Inseywinseyupthespout Thu 28-Mar-13 12:10:13

Message withdrawn at poster's request.

Inseywinseyupthespout Thu 28-Mar-13 12:11:26

Message withdrawn at poster's request.

Inseywinseyupthespout Thu 28-Mar-13 12:13:47

Message withdrawn at poster's request.

YANBU giving her time out. I did it with DS about that age (I gave a minute a year) and it DID work. He hated it, screamed kicked the door etc but it was the worst punishment I handed out, so kept it only for 'special occasions'.

But agree with poster above, we didn't use his bedroom as I didn't want any negativity associated with it. Plus he had toys in his room which he would just play with. I used our spare room (which had nothing in it).

You do sound very stressed. Do you have anyone in RL who you can call to help out. I really struggled with DS at this age and even an hour to myself made me feel human again.

mumofweeboys Thu 28-Mar-13 12:32:34

I send my rather cheeky 4 year old to his room if he has been naughty in the extreme, after time outs ect. I dont think it creates negative associations, sometimes a mum just needs space to calm down and have a 5 min cuppa to regain some sanity. They have toys in their rooms so it to me its not a real punishment, more of a method to stop me killing the the blighter when I have reached the end of my tether.

Lucyellensmum95 Thu 28-Mar-13 12:43:46

Can you get out of the house at all? Bundle the LO up in pushchair and go for a walk, i know its cold but it might help your DD to burn off excess energy.

Could you even go to the dreaded soft play center?

OHforDUCKScake Thu 28-Mar-13 12:44:51

"I've never understood people who apologise to young children."

Erm, because we don't always get things right? Because children are human beings, not dogs? Because yet need to see we are human beings too, that may not always get things right but we try our hardest?

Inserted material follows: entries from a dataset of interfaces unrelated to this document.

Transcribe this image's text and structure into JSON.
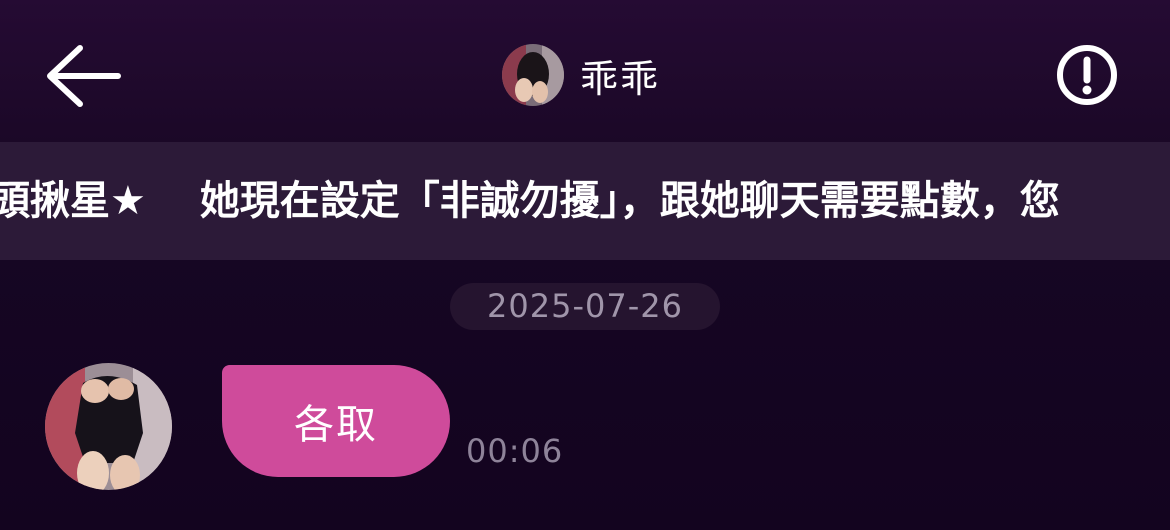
{
  "header": {
    "title": "乖乖",
    "back_icon": "arrow-left-icon",
    "info_icon": "exclamation-circle-icon"
  },
  "announcement": {
    "text": "頭揪星★　 她現在設定「非誠勿擾」，跟她聊天需要點數，您"
  },
  "chat": {
    "date": "2025-07-26",
    "messages": [
      {
        "sender": "other",
        "text": "各取",
        "time": "00:06"
      }
    ]
  },
  "colors": {
    "background": "#160624",
    "header": "#250b33",
    "marquee": "#2c1a38",
    "bubble": "#cf4b9b",
    "date_pill": "#25142f",
    "muted_text": "#8e8399"
  }
}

Seriously what an unpleasant way of viewing things.

OP, god I feel your pain, I really, really do. My eldest did exactly the same at the same age when I was pregnant (this was why).
I'd shut him in his room (which me in it) and he would trash the place, really violent. I'm surprised he didn't great a window or bones, his or mine.

It was a bad, bad time. I tried smacking, but it made absolutely no difference in fact it exasperated the situation.

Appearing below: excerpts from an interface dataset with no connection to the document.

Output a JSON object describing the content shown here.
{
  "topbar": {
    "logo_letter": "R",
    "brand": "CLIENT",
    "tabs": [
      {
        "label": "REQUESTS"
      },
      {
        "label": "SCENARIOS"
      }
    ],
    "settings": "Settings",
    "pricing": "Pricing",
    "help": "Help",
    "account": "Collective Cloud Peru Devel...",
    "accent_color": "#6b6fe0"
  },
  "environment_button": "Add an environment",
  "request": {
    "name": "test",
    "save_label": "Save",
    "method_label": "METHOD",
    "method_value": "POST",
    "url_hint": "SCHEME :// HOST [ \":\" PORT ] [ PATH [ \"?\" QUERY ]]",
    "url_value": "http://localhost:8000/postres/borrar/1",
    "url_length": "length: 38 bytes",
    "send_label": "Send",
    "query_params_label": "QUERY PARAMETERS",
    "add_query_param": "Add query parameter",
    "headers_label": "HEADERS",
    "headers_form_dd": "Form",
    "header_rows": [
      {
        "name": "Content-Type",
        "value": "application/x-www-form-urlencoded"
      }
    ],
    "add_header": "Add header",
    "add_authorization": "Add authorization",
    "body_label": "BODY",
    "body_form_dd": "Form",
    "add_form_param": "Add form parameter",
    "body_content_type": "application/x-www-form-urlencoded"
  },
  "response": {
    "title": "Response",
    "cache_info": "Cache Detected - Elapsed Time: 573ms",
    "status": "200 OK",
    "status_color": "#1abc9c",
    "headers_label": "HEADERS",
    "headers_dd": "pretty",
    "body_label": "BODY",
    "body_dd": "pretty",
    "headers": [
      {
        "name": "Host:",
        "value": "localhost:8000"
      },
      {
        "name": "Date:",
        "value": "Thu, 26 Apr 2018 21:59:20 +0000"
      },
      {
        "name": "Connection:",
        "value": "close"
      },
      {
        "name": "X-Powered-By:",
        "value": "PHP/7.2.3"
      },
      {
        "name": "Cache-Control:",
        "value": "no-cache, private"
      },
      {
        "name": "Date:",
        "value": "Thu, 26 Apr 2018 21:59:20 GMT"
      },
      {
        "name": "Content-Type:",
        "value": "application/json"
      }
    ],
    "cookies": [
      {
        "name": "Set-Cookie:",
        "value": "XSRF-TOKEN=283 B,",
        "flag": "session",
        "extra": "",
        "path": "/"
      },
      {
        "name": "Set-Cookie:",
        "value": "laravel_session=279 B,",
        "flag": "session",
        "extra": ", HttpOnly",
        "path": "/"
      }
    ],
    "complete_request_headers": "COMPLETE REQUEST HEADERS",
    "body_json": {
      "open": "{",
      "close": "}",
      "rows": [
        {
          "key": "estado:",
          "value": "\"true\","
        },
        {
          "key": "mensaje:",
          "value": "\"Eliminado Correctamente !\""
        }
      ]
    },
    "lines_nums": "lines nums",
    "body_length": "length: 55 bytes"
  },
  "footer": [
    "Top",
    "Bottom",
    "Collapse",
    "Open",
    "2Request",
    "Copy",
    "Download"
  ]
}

She will grin out if it and hopefully you'll get some good advice as t how to get through that.

In the mean time you definitely do need a break, does she go to nursery?

OHforDUCKScake Thu 28-Mar-13 12:45:46

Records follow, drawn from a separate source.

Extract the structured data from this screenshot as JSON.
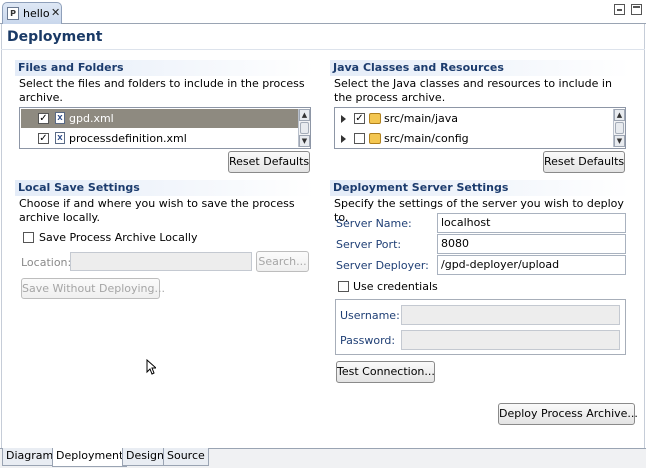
{
  "editor_tab": {
    "title": "hello",
    "icon": "process-file-icon"
  },
  "form": {
    "title": "Deployment"
  },
  "files_section": {
    "title": "Files and Folders",
    "description": "Select the files and folders to include in the process archive.",
    "items": [
      {
        "label": "gpd.xml",
        "checked": true,
        "selected": true
      },
      {
        "label": "processdefinition.xml",
        "checked": true,
        "selected": false
      }
    ],
    "reset_label": "Reset Defaults"
  },
  "java_section": {
    "title": "Java Classes and Resources",
    "description": "Select the Java classes and resources to include in the process archive.",
    "items": [
      {
        "label": "src/main/java",
        "checked": true
      },
      {
        "label": "src/main/config",
        "checked": false
      }
    ],
    "reset_label": "Reset Defaults"
  },
  "local_section": {
    "title": "Local Save Settings",
    "description": "Choose if and where you wish to save the process archive locally.",
    "save_locally_label": "Save Process Archive Locally",
    "location_label": "Location:",
    "location_value": "",
    "search_label": "Search...",
    "save_without_deploying_label": "Save Without Deploying..."
  },
  "server_section": {
    "title": "Deployment Server Settings",
    "description": "Specify the settings of the server you wish to deploy to.",
    "server_name_label": "Server Name:",
    "server_name_value": "localhost",
    "server_port_label": "Server Port:",
    "server_port_value": "8080",
    "server_deployer_label": "Server Deployer:",
    "server_deployer_value": "/gpd-deployer/upload",
    "use_credentials_label": "Use credentials",
    "username_label": "Username:",
    "password_label": "Password:",
    "test_connection_label": "Test Connection...",
    "deploy_label": "Deploy Process Archive..."
  },
  "bottom_tabs": [
    "Diagram",
    "Deployment",
    "Design",
    "Source"
  ],
  "active_bottom_tab": "Deployment",
  "colors": {
    "section_title": "#1c3c6e",
    "selection": "#8e8a80",
    "label_blue": "#1f3f75"
  }
}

Excuse the auto correctness going on there, I still haven't turned it off.

When DS gets all contrary...and he's MY boy so he's learnt contrary from the Queen of it...I usually try the old 'whatever you do, don't help me tidy up' trick and just tell him the opposite of what I want him to do.

It does take all the anger out of it and works realy well for both of us. I stop getting wound up with him and he snaps out of his strop.

I hope it helps....

Inseywinseyupthespout Thu 28-Mar-13 12:54:10

Message withdrawn at poster's request.

hopefloats Thu 28-Mar-13 12:55:02

OHforDUCKScake - I tried smacking, but it made absolutely no difference

Oh, but child abuse DOES make a difference.

Join the discussion

Join the discussion

Registering is free, easy, and means you can join in the discussion, get discounts, win prizes and lots more.

Register now